• Exercise requirements:
Your answer should be an exact copy of the data.

[Entries from a dataset of interfaces]
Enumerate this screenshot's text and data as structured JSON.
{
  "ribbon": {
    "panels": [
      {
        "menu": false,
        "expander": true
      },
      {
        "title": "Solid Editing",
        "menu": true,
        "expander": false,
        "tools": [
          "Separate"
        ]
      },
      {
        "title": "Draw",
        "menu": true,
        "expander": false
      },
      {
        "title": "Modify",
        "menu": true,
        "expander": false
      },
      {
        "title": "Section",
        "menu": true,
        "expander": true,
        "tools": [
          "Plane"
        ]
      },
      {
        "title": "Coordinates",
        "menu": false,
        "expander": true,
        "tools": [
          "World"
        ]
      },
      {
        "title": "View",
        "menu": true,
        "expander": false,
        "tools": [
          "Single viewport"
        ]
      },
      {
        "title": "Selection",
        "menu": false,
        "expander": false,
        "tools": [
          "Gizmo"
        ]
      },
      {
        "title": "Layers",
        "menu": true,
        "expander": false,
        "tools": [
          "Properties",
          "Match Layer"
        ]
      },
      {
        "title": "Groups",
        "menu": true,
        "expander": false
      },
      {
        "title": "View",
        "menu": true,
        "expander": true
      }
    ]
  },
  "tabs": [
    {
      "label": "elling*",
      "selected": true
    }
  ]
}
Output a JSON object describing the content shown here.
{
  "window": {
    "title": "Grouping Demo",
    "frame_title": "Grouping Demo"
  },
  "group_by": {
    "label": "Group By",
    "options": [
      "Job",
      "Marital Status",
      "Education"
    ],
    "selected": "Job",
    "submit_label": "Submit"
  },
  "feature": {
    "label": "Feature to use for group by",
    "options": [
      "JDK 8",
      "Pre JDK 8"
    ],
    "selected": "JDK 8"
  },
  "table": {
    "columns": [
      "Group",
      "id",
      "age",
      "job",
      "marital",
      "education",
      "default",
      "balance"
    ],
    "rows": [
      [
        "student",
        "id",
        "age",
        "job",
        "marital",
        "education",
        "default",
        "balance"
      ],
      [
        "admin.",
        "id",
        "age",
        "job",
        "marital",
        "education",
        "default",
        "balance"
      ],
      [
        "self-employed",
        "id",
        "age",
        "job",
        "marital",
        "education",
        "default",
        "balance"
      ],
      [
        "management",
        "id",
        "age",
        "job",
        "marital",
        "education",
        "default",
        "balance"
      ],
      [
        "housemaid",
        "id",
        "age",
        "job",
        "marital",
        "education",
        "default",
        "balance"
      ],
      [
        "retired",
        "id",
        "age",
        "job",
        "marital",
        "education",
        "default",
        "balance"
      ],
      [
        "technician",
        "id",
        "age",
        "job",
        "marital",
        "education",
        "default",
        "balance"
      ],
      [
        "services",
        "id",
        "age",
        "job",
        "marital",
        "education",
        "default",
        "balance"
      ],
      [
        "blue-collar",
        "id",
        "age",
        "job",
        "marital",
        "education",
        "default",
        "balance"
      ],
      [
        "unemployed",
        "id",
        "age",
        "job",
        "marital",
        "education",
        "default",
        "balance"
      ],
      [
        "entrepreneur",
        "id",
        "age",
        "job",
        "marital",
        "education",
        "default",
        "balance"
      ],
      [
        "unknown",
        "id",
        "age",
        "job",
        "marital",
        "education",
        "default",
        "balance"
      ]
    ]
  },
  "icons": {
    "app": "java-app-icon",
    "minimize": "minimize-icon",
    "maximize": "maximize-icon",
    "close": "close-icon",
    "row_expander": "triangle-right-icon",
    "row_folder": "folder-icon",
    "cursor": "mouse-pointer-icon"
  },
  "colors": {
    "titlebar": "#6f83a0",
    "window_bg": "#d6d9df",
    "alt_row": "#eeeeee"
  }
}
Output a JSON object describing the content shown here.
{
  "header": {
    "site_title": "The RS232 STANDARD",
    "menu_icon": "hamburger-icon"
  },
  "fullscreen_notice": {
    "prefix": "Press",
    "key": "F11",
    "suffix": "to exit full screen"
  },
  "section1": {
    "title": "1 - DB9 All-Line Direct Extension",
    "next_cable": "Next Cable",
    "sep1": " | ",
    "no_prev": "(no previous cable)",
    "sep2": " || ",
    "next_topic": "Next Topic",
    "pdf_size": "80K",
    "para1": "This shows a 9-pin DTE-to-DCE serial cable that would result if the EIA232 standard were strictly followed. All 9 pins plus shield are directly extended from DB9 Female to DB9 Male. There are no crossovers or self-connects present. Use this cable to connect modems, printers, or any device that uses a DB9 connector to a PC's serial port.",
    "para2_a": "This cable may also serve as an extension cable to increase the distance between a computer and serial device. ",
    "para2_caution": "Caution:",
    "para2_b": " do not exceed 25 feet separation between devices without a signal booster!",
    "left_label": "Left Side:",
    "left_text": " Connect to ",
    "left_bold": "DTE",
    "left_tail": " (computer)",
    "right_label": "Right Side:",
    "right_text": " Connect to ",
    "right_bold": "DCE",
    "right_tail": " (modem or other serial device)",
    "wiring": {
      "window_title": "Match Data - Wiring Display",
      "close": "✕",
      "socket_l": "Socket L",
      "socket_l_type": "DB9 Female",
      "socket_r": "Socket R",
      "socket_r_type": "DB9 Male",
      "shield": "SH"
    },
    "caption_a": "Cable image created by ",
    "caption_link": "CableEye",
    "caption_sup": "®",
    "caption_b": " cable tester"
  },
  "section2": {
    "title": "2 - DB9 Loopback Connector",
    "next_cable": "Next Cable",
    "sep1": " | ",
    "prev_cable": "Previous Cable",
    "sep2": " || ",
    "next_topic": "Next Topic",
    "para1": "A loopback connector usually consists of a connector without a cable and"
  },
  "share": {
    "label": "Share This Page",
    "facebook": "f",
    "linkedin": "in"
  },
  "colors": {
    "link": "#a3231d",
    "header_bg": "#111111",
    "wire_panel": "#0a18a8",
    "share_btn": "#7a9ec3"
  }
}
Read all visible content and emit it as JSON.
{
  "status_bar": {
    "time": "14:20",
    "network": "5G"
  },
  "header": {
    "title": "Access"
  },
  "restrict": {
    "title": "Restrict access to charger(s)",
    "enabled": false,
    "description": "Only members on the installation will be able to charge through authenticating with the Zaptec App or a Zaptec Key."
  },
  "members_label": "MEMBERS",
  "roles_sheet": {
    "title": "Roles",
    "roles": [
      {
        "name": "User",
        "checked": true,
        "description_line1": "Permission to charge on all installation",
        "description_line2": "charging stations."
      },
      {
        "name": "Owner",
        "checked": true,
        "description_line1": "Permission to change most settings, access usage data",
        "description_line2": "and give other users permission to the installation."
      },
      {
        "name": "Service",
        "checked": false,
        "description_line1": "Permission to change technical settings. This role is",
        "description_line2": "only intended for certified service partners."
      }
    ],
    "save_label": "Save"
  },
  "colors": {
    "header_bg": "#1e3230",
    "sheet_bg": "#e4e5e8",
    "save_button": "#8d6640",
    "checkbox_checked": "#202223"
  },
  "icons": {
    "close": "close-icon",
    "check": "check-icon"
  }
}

• Answer:
Enumerate this screenshot's text and data as structured JSON.
{
  "ribbon": {
    "panels": [
      {
        "menu": false,
        "expander": true
      },
      {
        "title": "Solid Editing",
        "menu": true,
        "expander": false,
        "tools": [
          "Separate"
        ]
      },
      {
        "title": "Draw",
        "menu": true,
        "expander": false
      },
      {
        "title": "Modify",
        "menu": true,
        "expander": false
      },
      {
        "title": "Section",
        "menu": true,
        "expander": true,
        "tools": [
          "Plane"
        ]
      },
      {
        "title": "Coordinates",
        "menu": false,
        "expander": true,
        "tools": [
          "World"
        ]
      },
      {
        "title": "View",
        "menu": true,
        "expander": false,
        "tools": [
          "Single viewport"
        ]
      },
      {
        "title": "Selection",
        "menu": false,
        "expander": false,
        "tools": [
          "Gizmo"
        ]
      },
      {
        "title": "Layers",
        "menu": true,
        "expander": false,
        "tools": [
          "Properties",
          "Match Layer"
        ]
      },
      {
        "title": "Groups",
        "menu": true,
        "expander": false
      },
      {
        "title": "View",
        "menu": true,
        "expander": true
      }
    ]
  },
  "tabs": [
    {
      "label": "elling*",
      "selected": true
    }
  ]
}
Output a JSON object describing the content shown here.
{
  "window": {
    "title": "Grouping Demo",
    "frame_title": "Grouping Demo"
  },
  "group_by": {
    "label": "Group By",
    "options": [
      "Job",
      "Marital Status",
      "Education"
    ],
    "selected": "Job",
    "submit_label": "Submit"
  },
  "feature": {
    "label": "Feature to use for group by",
    "options": [
      "JDK 8",
      "Pre JDK 8"
    ],
    "selected": "JDK 8"
  },
  "table": {
    "columns": [
      "Group",
      "id",
      "age",
      "job",
      "marital",
      "education",
      "default",
      "balance"
    ],
    "rows": [
      [
        "student",
        "id",
        "age",
        "job",
        "marital",
        "education",
        "default",
        "balance"
      ],
      [
        "admin.",
        "id",
        "age",
        "job",
        "marital",
        "education",
        "default",
        "balance"
      ],
      [
        "self-employed",
        "id",
        "age",
        "job",
        "marital",
        "education",
        "default",
        "balance"
      ],
      [
        "management",
        "id",
        "age",
        "job",
        "marital",
        "education",
        "default",
        "balance"
      ],
      [
        "housemaid",
        "id",
        "age",
        "job",
        "marital",
        "education",
        "default",
        "balance"
      ],
      [
        "retired",
        "id",
        "age",
        "job",
        "marital",
        "education",
        "default",
        "balance"
      ],
      [
        "technician",
        "id",
        "age",
        "job",
        "marital",
        "education",
        "default",
        "balance"
      ],
      [
        "services",
        "id",
        "age",
        "job",
        "marital",
        "education",
        "default",
        "balance"
      ],
      [
        "blue-collar",
        "id",
        "age",
        "job",
        "marital",
        "education",
        "default",
        "balance"
      ],
      [
        "unemployed",
        "id",
        "age",
        "job",
        "marital",
        "education",
        "default",
        "balance"
      ],
      [
        "entrepreneur",
        "id",
        "age",
        "job",
        "marital",
        "education",
        "default",
        "balance"
      ],
      [
        "unknown",
        "id",
        "age",
        "job",
        "marital",
        "education",
        "default",
        "balance"
      ]
    ]
  },
  "icons": {
    "app": "java-app-icon",
    "minimize": "minimize-icon",
    "maximize": "maximize-icon",
    "close": "close-icon",
    "row_expander": "triangle-right-icon",
    "row_folder": "folder-icon",
    "cursor": "mouse-pointer-icon"
  },
  "colors": {
    "titlebar": "#6f83a0",
    "window_bg": "#d6d9df",
    "alt_row": "#eeeeee"
  }
}
Output a JSON object describing the content shown here.
{
  "header": {
    "site_title": "The RS232 STANDARD",
    "menu_icon": "hamburger-icon"
  },
  "fullscreen_notice": {
    "prefix": "Press",
    "key": "F11",
    "suffix": "to exit full screen"
  },
  "section1": {
    "title": "1 - DB9 All-Line Direct Extension",
    "next_cable": "Next Cable",
    "sep1": " | ",
    "no_prev": "(no previous cable)",
    "sep2": " || ",
    "next_topic": "Next Topic",
    "pdf_size": "80K",
    "para1": "This shows a 9-pin DTE-to-DCE serial cable that would result if the EIA232 standard were strictly followed. All 9 pins plus shield are directly extended from DB9 Female to DB9 Male. There are no crossovers or self-connects present. Use this cable to connect modems, printers, or any device that uses a DB9 connector to a PC's serial port.",
    "para2_a": "This cable may also serve as an extension cable to increase the distance between a computer and serial device. ",
    "para2_caution": "Caution:",
    "para2_b": " do not exceed 25 feet separation between devices without a signal booster!",
    "left_label": "Left Side:",
    "left_text": " Connect to ",
    "left_bold": "DTE",
    "left_tail": " (computer)",
    "right_label": "Right Side:",
    "right_text": " Connect to ",
    "right_bold": "DCE",
    "right_tail": " (modem or other serial device)",
    "wiring": {
      "window_title": "Match Data - Wiring Display",
      "close": "✕",
      "socket_l": "Socket L",
      "socket_l_type": "DB9 Female",
      "socket_r": "Socket R",
      "socket_r_type": "DB9 Male",
      "shield": "SH"
    },
    "caption_a": "Cable image created by ",
    "caption_link": "CableEye",
    "caption_sup": "®",
    "caption_b": " cable tester"
  },
  "section2": {
    "title": "2 - DB9 Loopback Connector",
    "next_cable": "Next Cable",
    "sep1": " | ",
    "prev_cable": "Previous Cable",
    "sep2": " || ",
    "next_topic": "Next Topic",
    "para1": "A loopback connector usually consists of a connector without a cable and"
  },
  "share": {
    "label": "Share This Page",
    "facebook": "f",
    "linkedin": "in"
  },
  "colors": {
    "link": "#a3231d",
    "header_bg": "#111111",
    "wire_panel": "#0a18a8",
    "share_btn": "#7a9ec3"
  }
}
Read all visible content and emit it as JSON.
{
  "status_bar": {
    "time": "14:20",
    "network": "5G"
  },
  "header": {
    "title": "Access"
  },
  "restrict": {
    "title": "Restrict access to charger(s)",
    "enabled": false,
    "description": "Only members on the installation will be able to charge through authenticating with the Zaptec App or a Zaptec Key."
  },
  "members_label": "MEMBERS",
  "roles_sheet": {
    "title": "Roles",
    "roles": [
      {
        "name": "User",
        "checked": true,
        "description_line1": "Permission to charge on all installation",
        "description_line2": "charging stations."
      },
      {
        "name": "Owner",
        "checked": true,
        "description_line1": "Permission to change most settings, access usage data",
        "description_line2": "and give other users permission to the installation."
      },
      {
        "name": "Service",
        "checked": false,
        "description_line1": "Permission to change technical settings. This role is",
        "description_line2": "only intended for certified service partners."
      }
    ],
    "save_label": "Save"
  },
  "colors": {
    "header_bg": "#1e3230",
    "sheet_bg": "#e4e5e8",
    "save_button": "#8d6640",
    "checkbox_checked": "#202223"
  },
  "icons": {
    "close": "close-icon",
    "check": "check-icon"
  }
}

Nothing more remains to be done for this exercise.